§ **Exercise brief**
Wherever "arrow" shows up in the records below, copy the whole line.

§ **Provided material**
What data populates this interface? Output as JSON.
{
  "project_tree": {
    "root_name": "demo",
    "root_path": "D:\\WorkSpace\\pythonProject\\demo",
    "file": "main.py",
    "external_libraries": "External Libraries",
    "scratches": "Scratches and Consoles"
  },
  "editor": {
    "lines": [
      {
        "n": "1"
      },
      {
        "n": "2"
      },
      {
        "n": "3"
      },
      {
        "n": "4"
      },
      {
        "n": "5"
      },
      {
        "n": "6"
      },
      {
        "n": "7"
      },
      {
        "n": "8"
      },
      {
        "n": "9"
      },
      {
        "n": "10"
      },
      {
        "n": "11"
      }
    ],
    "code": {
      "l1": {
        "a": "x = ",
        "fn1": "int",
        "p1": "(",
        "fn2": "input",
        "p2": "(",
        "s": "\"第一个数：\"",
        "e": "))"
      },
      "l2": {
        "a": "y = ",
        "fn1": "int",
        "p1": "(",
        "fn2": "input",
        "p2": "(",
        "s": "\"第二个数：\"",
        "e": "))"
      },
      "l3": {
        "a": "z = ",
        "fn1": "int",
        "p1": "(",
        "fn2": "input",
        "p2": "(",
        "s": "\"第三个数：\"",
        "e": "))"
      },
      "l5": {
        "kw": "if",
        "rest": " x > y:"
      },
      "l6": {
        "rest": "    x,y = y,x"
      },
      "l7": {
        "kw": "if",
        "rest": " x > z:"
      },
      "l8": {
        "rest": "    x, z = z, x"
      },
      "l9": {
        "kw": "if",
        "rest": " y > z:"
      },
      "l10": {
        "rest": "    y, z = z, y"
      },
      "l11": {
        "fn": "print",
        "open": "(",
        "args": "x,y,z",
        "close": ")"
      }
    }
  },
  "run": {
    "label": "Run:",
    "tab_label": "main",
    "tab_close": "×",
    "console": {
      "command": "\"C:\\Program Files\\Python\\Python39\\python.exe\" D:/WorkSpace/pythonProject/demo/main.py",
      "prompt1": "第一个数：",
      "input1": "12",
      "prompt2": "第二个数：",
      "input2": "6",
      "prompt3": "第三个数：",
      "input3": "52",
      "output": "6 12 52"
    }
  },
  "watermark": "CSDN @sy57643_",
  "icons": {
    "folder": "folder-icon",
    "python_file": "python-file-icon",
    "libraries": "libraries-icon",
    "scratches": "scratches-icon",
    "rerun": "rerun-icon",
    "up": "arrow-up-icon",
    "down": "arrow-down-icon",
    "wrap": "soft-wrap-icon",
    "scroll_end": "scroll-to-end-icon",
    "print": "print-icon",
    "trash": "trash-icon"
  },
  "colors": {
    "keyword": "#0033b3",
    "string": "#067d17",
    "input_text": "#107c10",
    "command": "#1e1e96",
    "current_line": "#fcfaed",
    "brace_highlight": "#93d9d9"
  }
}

§ **Response area**
    "up": "arrow-up-icon",
    "down": "arrow-down-icon",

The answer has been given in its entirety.